PROBLEM REQUIREMENTS:
After reading the listing below, copy it out exactly.

= = = = =

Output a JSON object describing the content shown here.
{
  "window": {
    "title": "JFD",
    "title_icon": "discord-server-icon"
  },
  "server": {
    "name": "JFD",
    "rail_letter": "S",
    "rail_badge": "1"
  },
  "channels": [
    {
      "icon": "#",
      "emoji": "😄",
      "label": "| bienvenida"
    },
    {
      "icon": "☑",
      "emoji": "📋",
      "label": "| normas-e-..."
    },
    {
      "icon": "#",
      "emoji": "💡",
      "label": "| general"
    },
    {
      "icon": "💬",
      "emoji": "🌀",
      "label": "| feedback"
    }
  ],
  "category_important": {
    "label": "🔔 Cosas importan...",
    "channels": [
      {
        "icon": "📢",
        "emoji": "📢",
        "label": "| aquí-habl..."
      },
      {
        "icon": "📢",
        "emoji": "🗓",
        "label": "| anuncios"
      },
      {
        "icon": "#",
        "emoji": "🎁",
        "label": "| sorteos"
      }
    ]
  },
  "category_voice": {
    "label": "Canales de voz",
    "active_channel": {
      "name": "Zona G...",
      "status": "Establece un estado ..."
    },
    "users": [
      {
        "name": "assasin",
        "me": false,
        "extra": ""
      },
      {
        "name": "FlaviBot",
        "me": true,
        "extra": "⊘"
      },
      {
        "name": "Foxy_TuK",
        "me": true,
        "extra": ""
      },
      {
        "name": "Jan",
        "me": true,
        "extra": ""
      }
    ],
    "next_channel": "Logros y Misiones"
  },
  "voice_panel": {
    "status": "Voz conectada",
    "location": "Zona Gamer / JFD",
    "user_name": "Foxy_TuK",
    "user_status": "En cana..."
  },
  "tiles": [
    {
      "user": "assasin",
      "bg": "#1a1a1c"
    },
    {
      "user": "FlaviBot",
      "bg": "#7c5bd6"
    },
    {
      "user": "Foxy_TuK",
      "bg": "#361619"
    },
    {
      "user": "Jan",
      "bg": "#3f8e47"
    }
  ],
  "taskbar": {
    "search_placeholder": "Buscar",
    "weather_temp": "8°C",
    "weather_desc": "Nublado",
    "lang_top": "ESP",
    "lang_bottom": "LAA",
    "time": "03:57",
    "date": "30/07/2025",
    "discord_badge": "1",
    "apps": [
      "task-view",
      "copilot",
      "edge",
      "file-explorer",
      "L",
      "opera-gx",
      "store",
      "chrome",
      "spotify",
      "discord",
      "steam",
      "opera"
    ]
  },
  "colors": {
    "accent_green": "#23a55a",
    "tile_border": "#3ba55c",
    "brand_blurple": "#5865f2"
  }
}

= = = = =

TASK RESULT:
Output a JSON object describing the content shown here.
{
  "window": {
    "title": "JFD",
    "title_icon": "discord-server-icon"
  },
  "server": {
    "name": "JFD",
    "rail_letter": "S",
    "rail_badge": "1"
  },
  "channels": [
    {
      "icon": "#",
      "emoji": "😄",
      "label": "| bienvenida"
    },
    {
      "icon": "☑",
      "emoji": "📋",
      "label": "| normas-e-..."
    },
    {
      "icon": "#",
      "emoji": "💡",
      "label": "| general"
    },
    {
      "icon": "💬",
      "emoji": "🌀",
      "label": "| feedback"
    }
  ],
  "category_important": {
    "label": "🔔 Cosas importan...",
    "channels": [
      {
        "icon": "📢",
        "emoji": "📢",
        "label": "| aquí-habl..."
      },
      {
        "icon": "📢",
        "emoji": "🗓",
        "label": "| anuncios"
      },
      {
        "icon": "#",
        "emoji": "🎁",
        "label": "| sorteos"
      }
    ]
  },
  "category_voice": {
    "label": "Canales de voz",
    "active_channel": {
      "name": "Zona G...",
      "status": "Establece un estado ..."
    },
    "users": [
      {
        "name": "assasin",
        "me": false,
        "extra": ""
      },
      {
        "name": "FlaviBot",
        "me": true,
        "extra": "⊘"
      },
      {
        "name": "Foxy_TuK",
        "me": true,
        "extra": ""
      },
      {
        "name": "Jan",
        "me": true,
        "extra": ""
      }
    ],
    "next_channel": "Logros y Misiones"
  },
  "voice_panel": {
    "status": "Voz conectada",
    "location": "Zona Gamer / JFD",
    "user_name": "Foxy_TuK",
    "user_status": "En cana..."
  },
  "tiles": [
    {
      "user": "assasin",
      "bg": "#1a1a1c"
    },
    {
      "user": "FlaviBot",
      "bg": "#7c5bd6"
    },
    {
      "user": "Foxy_TuK",
      "bg": "#361619"
    },
    {
      "user": "Jan",
      "bg": "#3f8e47"
    }
  ],
  "taskbar": {
    "search_placeholder": "Buscar",
    "weather_temp": "8°C",
    "weather_desc": "Nublado",
    "lang_top": "ESP",
    "lang_bottom": "LAA",
    "time": "03:57",
    "date": "30/07/2025",
    "discord_badge": "1",
    "apps": [
      "task-view",
      "copilot",
      "edge",
      "file-explorer",
      "L",
      "opera-gx",
      "store",
      "chrome",
      "spotify",
      "discord",
      "steam",
      "opera"
    ]
  },
  "colors": {
    "accent_green": "#23a55a",
    "tile_border": "#3ba55c",
    "brand_blurple": "#5865f2"
  }
}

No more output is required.